## Work instructions
Among the entries that follow, tally the lines with the string "Dashboards". Give no more than the number.

*** Provided data Section Begins ***

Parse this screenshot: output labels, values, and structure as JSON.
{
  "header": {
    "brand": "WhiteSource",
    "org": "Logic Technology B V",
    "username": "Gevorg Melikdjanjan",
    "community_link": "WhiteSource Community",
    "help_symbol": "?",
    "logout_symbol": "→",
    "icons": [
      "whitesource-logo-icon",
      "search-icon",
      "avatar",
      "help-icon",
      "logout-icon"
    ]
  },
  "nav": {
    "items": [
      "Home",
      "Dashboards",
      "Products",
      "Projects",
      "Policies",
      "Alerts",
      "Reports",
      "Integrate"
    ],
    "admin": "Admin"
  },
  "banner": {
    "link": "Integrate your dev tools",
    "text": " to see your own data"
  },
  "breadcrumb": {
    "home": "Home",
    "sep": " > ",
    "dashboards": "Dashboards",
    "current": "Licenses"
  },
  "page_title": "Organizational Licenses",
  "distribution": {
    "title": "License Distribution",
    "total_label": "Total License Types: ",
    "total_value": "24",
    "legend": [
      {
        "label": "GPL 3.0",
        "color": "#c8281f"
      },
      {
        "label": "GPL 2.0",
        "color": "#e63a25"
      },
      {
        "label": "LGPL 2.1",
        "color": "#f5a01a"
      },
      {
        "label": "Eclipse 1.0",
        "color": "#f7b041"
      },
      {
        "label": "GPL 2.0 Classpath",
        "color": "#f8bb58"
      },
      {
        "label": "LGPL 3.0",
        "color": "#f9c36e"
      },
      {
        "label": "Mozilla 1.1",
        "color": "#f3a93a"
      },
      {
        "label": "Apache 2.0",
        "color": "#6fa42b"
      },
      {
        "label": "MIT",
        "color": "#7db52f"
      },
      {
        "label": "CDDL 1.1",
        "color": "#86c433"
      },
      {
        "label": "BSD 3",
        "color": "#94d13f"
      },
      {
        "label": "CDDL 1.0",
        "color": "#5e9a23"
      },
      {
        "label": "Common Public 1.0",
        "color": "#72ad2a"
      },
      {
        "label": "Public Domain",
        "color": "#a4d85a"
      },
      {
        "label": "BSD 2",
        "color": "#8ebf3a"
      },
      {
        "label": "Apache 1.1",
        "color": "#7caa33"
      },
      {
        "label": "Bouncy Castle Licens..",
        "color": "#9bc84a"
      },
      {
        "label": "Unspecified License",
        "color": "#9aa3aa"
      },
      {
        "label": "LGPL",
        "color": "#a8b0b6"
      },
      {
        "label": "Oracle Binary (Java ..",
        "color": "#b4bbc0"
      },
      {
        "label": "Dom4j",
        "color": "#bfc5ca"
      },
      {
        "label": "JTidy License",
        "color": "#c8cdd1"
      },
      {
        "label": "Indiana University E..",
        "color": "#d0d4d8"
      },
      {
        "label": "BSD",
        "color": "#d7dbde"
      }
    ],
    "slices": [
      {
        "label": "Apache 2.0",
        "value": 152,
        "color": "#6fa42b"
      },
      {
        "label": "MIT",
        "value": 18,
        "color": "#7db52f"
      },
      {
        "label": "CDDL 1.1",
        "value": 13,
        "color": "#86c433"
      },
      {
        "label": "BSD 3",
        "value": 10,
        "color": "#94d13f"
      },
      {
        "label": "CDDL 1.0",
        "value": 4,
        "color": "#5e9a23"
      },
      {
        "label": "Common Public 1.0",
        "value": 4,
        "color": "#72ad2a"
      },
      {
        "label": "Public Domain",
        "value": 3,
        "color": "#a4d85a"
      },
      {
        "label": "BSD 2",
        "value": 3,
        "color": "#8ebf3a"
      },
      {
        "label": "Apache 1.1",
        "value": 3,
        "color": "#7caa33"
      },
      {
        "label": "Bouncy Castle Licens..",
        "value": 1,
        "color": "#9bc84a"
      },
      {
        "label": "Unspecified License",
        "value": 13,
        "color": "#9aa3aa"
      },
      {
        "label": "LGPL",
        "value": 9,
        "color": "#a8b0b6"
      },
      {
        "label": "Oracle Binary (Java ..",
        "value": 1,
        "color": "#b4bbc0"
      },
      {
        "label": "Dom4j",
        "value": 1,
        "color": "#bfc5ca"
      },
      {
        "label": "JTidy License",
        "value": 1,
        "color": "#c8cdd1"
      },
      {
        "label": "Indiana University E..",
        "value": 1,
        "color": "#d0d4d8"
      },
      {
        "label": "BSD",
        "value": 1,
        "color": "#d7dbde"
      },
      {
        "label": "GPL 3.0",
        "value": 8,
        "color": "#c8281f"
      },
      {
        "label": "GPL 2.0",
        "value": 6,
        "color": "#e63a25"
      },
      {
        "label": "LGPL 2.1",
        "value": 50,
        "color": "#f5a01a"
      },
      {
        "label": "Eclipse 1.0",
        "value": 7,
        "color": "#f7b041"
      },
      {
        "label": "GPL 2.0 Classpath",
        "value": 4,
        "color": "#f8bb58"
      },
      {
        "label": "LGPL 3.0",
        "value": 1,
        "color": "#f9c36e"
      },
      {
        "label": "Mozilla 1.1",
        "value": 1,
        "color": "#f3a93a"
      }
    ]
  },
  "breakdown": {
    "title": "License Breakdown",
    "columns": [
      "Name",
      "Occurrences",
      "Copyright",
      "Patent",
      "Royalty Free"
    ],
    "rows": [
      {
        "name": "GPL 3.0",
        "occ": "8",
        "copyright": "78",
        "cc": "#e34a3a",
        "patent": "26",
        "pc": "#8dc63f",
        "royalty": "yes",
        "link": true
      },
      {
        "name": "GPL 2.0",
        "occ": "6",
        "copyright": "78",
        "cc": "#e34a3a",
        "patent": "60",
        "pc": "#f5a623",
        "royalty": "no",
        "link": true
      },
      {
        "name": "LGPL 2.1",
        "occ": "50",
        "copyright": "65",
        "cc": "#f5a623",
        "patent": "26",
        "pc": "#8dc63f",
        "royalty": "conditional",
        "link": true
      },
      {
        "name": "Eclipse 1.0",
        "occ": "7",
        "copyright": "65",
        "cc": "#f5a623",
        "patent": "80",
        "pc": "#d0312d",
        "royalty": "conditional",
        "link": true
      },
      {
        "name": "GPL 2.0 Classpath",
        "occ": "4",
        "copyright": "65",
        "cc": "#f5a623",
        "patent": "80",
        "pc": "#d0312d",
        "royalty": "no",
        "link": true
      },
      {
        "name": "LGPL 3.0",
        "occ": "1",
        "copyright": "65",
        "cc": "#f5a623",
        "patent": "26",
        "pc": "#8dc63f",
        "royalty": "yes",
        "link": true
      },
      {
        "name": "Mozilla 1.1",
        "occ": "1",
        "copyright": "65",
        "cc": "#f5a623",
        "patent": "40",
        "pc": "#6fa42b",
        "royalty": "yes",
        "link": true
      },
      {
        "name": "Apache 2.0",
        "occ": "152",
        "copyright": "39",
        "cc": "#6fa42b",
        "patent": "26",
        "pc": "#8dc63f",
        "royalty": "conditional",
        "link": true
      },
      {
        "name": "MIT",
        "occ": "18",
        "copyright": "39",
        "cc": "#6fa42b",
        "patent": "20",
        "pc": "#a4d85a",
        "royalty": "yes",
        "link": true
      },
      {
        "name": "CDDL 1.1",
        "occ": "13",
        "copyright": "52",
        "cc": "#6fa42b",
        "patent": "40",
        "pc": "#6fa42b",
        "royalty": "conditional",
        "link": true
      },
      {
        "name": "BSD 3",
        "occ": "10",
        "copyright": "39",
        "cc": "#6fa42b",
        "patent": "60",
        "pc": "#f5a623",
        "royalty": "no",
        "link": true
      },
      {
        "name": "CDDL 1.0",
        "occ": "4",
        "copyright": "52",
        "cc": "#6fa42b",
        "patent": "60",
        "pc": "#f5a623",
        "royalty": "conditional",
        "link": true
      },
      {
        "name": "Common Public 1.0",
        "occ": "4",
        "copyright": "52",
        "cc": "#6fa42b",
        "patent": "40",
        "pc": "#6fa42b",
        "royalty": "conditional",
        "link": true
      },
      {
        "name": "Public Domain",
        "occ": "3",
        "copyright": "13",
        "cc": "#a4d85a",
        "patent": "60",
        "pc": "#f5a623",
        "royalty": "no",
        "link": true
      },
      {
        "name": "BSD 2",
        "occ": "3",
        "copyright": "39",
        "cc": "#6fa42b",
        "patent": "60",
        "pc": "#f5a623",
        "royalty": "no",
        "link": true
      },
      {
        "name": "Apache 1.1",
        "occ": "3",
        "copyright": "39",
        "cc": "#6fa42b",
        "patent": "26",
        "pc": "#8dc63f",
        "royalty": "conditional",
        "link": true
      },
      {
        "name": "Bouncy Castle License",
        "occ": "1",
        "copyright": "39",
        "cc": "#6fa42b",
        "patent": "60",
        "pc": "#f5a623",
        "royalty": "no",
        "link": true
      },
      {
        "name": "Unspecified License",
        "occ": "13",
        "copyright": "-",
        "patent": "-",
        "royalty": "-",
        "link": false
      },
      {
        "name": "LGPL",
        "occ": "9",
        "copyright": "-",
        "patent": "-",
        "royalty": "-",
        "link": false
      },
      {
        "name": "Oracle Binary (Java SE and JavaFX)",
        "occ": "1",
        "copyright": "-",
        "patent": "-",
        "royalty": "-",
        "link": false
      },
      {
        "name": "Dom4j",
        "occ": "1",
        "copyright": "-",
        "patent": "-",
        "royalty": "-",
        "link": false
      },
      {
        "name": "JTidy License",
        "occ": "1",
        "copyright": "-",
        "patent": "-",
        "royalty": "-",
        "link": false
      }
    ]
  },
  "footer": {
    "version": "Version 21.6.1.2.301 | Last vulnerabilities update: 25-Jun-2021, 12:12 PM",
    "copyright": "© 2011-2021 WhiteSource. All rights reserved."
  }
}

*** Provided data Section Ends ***

## Answer for the task
2